The expected answer comprises all lines from the entries that contain the string "this".

>>>>

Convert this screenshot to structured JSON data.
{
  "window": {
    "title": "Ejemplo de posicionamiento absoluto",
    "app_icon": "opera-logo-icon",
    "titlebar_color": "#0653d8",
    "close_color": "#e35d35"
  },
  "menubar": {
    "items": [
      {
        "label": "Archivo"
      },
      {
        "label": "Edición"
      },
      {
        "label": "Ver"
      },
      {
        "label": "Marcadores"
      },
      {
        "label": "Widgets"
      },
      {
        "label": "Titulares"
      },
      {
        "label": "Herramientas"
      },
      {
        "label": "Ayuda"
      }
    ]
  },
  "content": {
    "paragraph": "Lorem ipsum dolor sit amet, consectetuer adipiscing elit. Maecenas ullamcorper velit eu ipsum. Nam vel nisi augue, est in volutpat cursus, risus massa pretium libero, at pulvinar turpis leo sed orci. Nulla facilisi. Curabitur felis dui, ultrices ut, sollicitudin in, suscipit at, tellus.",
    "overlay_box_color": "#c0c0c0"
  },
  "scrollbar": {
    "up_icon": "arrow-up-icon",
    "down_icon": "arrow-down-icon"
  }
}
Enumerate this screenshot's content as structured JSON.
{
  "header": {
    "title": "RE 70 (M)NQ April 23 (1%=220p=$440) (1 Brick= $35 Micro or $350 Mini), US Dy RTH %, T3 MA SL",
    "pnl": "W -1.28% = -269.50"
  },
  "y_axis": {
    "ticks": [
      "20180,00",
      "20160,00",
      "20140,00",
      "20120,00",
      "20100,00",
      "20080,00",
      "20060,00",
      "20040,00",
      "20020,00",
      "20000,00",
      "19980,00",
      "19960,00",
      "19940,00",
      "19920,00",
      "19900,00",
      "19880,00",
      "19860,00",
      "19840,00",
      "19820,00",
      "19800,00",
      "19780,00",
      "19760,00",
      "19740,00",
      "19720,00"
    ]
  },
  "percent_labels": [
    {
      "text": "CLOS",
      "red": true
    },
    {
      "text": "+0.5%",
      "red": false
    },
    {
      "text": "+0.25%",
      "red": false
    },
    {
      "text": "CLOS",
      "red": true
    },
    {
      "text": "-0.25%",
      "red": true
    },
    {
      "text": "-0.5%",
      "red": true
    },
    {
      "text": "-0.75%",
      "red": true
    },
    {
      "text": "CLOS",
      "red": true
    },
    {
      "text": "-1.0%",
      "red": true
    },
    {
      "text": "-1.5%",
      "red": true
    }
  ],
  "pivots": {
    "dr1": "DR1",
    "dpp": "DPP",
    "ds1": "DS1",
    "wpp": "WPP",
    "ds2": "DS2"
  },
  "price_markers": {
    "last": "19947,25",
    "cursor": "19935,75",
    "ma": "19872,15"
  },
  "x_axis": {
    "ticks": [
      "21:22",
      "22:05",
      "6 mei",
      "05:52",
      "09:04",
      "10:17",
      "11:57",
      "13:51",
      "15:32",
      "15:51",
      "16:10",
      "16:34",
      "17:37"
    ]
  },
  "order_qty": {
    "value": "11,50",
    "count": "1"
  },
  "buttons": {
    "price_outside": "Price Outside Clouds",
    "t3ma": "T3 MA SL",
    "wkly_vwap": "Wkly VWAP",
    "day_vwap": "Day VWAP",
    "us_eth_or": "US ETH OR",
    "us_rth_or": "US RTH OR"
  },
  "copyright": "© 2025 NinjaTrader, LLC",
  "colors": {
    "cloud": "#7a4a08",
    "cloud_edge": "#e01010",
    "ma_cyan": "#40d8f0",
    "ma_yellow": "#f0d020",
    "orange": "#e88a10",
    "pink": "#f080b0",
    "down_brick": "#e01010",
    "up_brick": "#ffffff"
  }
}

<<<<

THE ANSWER —
Convert this screenshot to structured JSON data.
Enumerate this screenshot's content as structured JSON.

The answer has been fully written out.